A Howard County media release (2016-12-20) reported that Howard County Executive Allan Kittleman plans on introducing county legislation that would provide a $100 rebate to homeowners who pump out their septic systems. From the media release:
The incentive is another strategy to improve stormwater quality and will provide some relief to taxpayers who pay the County’s stormwater fee.
To qualify for the credit under the County’s new Septic Savers program, homeowners would be required to submit an invoice showing the completed work and use a hauler that maintains a current septic scavenger permit. Residents would be able to apply for the incentive every three to five years as pumping is needed.

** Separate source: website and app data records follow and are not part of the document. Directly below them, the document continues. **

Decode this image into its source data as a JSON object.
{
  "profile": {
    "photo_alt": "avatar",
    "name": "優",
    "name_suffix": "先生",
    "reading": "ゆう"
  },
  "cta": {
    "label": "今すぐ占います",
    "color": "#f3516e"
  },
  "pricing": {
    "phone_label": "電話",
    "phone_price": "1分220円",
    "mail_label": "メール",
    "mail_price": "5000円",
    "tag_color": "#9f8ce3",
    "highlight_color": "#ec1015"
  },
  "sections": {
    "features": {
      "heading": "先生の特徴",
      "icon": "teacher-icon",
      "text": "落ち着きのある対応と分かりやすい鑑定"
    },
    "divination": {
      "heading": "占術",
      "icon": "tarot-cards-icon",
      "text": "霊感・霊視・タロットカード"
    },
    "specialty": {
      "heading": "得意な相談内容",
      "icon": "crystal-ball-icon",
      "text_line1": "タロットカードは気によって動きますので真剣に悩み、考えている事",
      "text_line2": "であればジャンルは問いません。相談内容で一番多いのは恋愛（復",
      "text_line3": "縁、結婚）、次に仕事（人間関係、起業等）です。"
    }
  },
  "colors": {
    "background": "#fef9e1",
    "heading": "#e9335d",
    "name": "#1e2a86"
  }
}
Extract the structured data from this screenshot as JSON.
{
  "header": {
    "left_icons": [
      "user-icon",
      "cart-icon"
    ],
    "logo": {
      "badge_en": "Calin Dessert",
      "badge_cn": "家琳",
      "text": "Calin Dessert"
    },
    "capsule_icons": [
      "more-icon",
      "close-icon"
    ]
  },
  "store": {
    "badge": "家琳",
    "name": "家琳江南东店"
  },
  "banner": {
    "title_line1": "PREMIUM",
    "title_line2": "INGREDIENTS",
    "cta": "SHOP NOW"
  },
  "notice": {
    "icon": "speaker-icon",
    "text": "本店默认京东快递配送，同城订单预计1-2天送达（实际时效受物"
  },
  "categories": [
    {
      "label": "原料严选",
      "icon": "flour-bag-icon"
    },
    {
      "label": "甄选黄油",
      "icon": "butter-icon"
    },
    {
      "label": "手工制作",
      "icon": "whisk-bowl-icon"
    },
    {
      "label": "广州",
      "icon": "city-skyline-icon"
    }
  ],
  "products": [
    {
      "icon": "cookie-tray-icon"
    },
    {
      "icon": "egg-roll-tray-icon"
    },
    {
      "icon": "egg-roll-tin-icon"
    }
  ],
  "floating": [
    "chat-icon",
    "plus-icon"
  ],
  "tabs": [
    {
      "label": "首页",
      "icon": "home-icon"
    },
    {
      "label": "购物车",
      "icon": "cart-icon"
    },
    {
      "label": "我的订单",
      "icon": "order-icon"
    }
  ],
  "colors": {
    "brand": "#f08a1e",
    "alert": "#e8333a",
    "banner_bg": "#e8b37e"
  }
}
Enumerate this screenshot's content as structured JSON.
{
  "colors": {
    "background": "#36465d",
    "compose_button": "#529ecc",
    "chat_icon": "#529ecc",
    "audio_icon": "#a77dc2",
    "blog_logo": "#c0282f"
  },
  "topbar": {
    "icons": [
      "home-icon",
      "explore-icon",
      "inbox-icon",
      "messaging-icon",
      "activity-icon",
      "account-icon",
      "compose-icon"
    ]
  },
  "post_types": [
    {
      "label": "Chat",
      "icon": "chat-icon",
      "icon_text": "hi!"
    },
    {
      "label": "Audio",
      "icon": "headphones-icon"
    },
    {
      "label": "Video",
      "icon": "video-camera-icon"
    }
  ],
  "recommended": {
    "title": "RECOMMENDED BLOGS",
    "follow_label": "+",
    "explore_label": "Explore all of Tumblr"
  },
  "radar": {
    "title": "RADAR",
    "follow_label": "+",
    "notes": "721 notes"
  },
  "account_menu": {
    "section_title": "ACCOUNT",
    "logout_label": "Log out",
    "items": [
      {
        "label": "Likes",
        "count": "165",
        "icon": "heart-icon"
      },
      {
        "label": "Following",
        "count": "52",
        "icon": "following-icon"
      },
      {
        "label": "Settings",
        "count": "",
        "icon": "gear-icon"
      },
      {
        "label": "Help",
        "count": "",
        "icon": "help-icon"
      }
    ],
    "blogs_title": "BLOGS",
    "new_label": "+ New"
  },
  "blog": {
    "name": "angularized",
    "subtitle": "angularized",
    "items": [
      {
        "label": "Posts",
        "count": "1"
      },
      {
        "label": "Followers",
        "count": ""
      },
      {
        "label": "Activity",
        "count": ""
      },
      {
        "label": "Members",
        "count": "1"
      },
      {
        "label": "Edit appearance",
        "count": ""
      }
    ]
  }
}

“Performing regular maintenance on septic systems is vital to the environment,” said Kittleman. “Giving residents an incentive to get the work done is not only a win for them, but also furthers our mission to be good stewards of our County.”
The Maryland Department of the Environment (MDE) recognizes septic tank pumping as an alternative approach to meeting the state’s mandate to treat 20 percent of its impervious surfaces by 2019. The County’s Office of Community Sustainability has determined septic tank pumping is a cost-effective approach to meeting that mandate.
Kittleman said if all septic users in the County took part in the Septic Savers program, the County could obtain about 570 acres of impervious treatment credit, or about 30 percent of its 2019 permit treatment goal.
The $100 credit represents about 40 percent of the average cost to pump a septic system in Howard County. A maximum of 1,000 homeowners may participate in the program during the first year.
In addition to the credit, the Septic Savers program will offer educational programs through a partnership with the University of Maryland’s Septic Clinic Program. The Howard County Health Department will either provide homeowners with a FAQ sheet of septic regulations or will have a staff person attend septic clinics.